NASHVILLE, Tenn. (Reuters) - Bob Johnston, who produced Bob Dylan’s celebrated “Blonde on Blonde” album and Johnny Cash’s live “At Folsom Prison” in a career spanning more than 50 years, has died at age 83.
The producer died on Friday in a Nashville hospice, said Charlie McCoy, a veteran studio musician who often worked with him.
Johnston worked with Dylan on several albums in Nashville, most notably “Blonde on Blonde.” The 1966 album’s opening track, “Rainy Day Women #12 & 35,” achieved notoriety for its repeated phrase: “Everybody must get stoned.”
Rolling Stone magazine ranks “Blonde on Blonde” as the ninth greatest album of all time.
McCoy, 74, said Johnston’s priority was making sure musicians had fun. The music, including “Rainy Day Women,” reflected that, he said.
“All that noise you hear on it, it was happening as he recorded. He wanted us to have a party. We were shouting and screaming the whole time,” said McCoy, who played the trumpet and more in countless sessions for Johnston.
Johnston had been working with Dylan in New York in 1965 and the young singer/songwriter’s appearance in Tennessee spurred interest in Nashville and created opportunities for younger musicians, as top session players were already booked solid, McCoy said.
“After he brought Dylan here, the floodgates were opened,” McCoy said in an interview. “There suddenly was a need for more studios and more musicians.”

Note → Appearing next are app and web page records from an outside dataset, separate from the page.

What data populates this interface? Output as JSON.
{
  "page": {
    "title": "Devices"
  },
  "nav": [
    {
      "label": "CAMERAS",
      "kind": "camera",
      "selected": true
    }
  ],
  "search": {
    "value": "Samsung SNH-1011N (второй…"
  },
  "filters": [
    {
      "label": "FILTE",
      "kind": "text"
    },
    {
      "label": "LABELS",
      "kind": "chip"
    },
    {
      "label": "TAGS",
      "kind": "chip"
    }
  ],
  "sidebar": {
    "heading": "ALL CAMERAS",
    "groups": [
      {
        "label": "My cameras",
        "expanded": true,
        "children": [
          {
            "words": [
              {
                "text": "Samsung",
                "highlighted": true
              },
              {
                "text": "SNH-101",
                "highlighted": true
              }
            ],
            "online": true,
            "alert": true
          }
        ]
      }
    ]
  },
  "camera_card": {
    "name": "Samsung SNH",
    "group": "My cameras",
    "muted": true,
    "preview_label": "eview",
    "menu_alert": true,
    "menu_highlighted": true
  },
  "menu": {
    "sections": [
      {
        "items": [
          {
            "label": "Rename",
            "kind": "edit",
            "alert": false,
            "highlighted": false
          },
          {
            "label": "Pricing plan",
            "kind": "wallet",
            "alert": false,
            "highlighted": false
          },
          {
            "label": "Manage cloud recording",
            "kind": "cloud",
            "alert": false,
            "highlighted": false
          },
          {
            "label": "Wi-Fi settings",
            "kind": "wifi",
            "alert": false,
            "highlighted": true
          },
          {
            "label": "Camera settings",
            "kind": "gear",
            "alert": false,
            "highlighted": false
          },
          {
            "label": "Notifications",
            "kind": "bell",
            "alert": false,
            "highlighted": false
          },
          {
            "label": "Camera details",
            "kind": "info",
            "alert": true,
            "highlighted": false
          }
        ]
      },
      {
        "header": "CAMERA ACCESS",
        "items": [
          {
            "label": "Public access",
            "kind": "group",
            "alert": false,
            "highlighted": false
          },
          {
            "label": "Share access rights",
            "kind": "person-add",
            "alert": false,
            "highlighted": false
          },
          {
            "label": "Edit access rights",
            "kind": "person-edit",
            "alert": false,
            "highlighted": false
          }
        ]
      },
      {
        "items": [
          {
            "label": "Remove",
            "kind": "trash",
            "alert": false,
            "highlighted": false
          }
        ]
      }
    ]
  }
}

Johnston also produced Simon and Garfunkel’s hit 1966 album “Sounds of Silence,” and worked with other musicians including Leonard Cohen, the Byrds, Flatt and Scruggs and Marty Robbins.
Reporting by Tim Ghianni; Editing by David Bailey and Peter Cooney